When attire brands us as religious
Two or three times a week I swim at a recreational center in Ra’anana. The locker room is a busy place, since it serves the whole complex (including the fitness and tennis centers).
I enjoy the banter and even contribute on occasion. As you can imagine, the talk over these last few months has often revolved around the government’s proposed judicial overhaul, with the vast majority of the guys in the locker room being on the side of the protesters.
While I share their view, I feel that the opposite is assumed—because of my tzitzit. Since I usually bike to “Country Ra’anana” (Israeli culture appropriates and transliterates just the first word of “country club”), in the locker room I am either wearing my biking helmet or am bareheaded, but I do often wear those ritual fringes.
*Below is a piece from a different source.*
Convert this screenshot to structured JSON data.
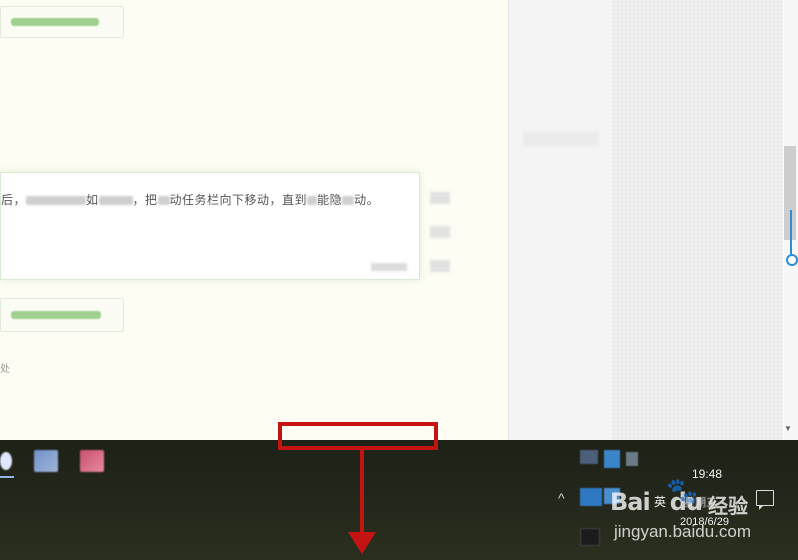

This brands me as a religious person, and it also suggests, given the presence of all of the religious parties in the governing coalition, that I might be inclined to support what some are referring to as a “judicial coup.” I could be imagining all of this, I know; still, I have become incredibly adept at whipping off my tzitzit and ramming them into my locker.
The situation I face in the locker room is the situation, writ small, confronting many a “modern Orthodox” man in Israel.
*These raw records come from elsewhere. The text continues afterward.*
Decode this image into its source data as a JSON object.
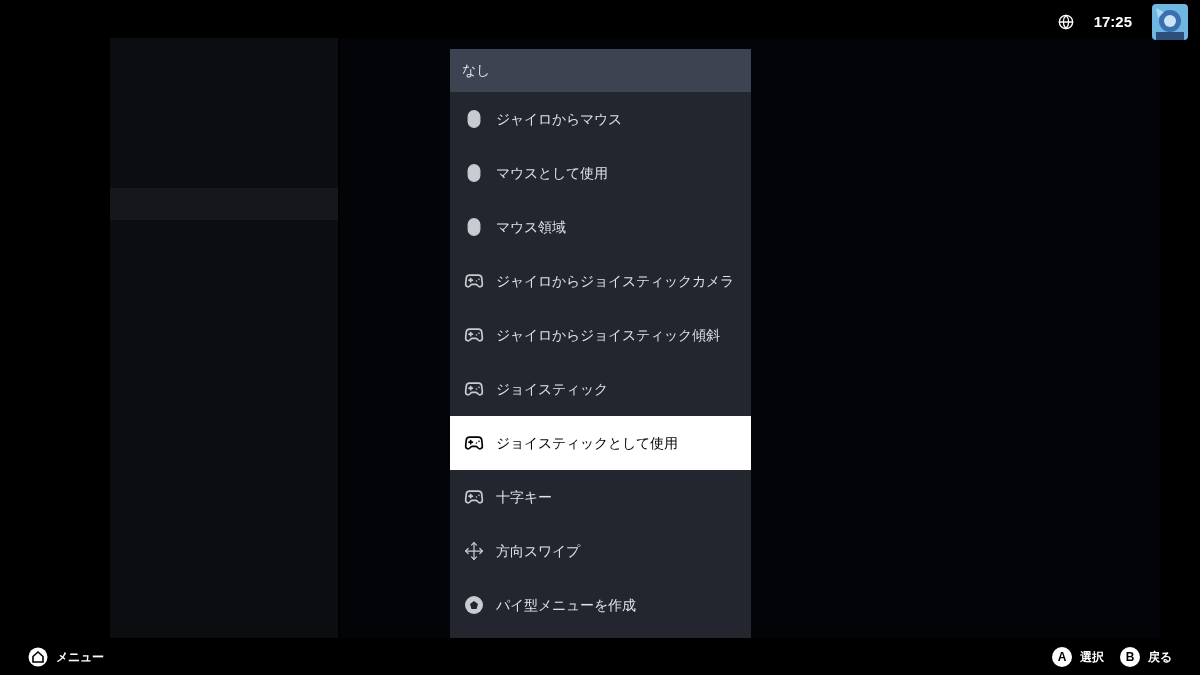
{
  "dropdown": {
    "header": "なし",
    "options": [
      {
        "label": "ジャイロからマウス",
        "kind": "mouse",
        "selected": false
      },
      {
        "label": "マウスとして使用",
        "kind": "mouse",
        "selected": false
      },
      {
        "label": "マウス領域",
        "kind": "mouse",
        "selected": false
      },
      {
        "label": "ジャイロからジョイスティックカメラ",
        "kind": "gamepad",
        "selected": false
      },
      {
        "label": "ジャイロからジョイスティック傾斜",
        "kind": "gamepad",
        "selected": false
      },
      {
        "label": "ジョイスティック",
        "kind": "gamepad",
        "selected": false
      },
      {
        "label": "ジョイスティックとして使用",
        "kind": "gamepad",
        "selected": true
      },
      {
        "label": "十字キー",
        "kind": "gamepad",
        "selected": false
      },
      {
        "label": "方向スワイプ",
        "kind": "swipe",
        "selected": false
      },
      {
        "label": "パイ型メニューを作成",
        "kind": "pie",
        "selected": false
      }
    ]
  },
  "status": {
    "time": "17:25"
  },
  "footer": {
    "menu": "メニュー",
    "actions": [
      {
        "button": "A",
        "label": "選択"
      },
      {
        "button": "B",
        "label": "戻る"
      }
    ]
  }
}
Unlike the haredim, who want to distance themselves from general Israeli society and culture, the “moderns” seek to combine religion with a contemporary lifestyle. For some of the religious men in this “modern” category, religious attire, such as tzitzit and kipot, represents an obstacle to their acculturation and so they eschew it. These men are said to wear kipot shkoofot (“transparent yarmulkes”), and my son Ezra (31) happens to be one of them.
Ezra adds an additional reason for not wearing the kippa: he does not want to be the representative of religious people in Israel. “I don’t want someone to be thinking bad of me if I do something that a strictly Orthodox person wouldn’t do, such as giving a woman a friendly hug or jumping nude into a ma’ayan. I tell people that I’m on the religious spectrum. There are all sorts of variations today, from people who only wear a beret but never a kippa, to people who go bare-headed but wear tzitzit.”
It feels a little weird to be so self-conscious about Jewish attire in the State of Israel. To be sure, the calculus involved here is very different from the one facing Jews outside of Israel, where fear of antisemitism plays a big part. It’s hard to see anything positive, from a Jewish perspective, in the decision outside Israel to forgo Jewish identification in public, though it might be necessary.
In free societies, being Jewish at home and a “man” in the street (wearing nothing identifiably Jewish) often leads to complete assimilation. In Israel by contrast, where “the street” is a street in the Jewish state, there can definitely be an argument for not emphasizing religious differences outside the home in order to work together to build a better society.
I would like to think, though, that honest conversation is a great antidote to preconceived generalizations, and indeed there are many organizations in Israeli society that bring religious and secular people together for various purposes such as learning Jewish texts, cultural events, and social-action volunteering.
For my part, I will continue to wear my tzitzit, though you might have to look quickly before it gets put away, and I will always look to start kibitzing with the guy sharing my locker-room bench.
Teddy Weinberger is a contributing writer to Jlife magazine. He made aliyah with his family in 1997 from Miami, where he was an assistant professor of religious studies. Teddy and his wife, Sarah Jane Ross, have five children.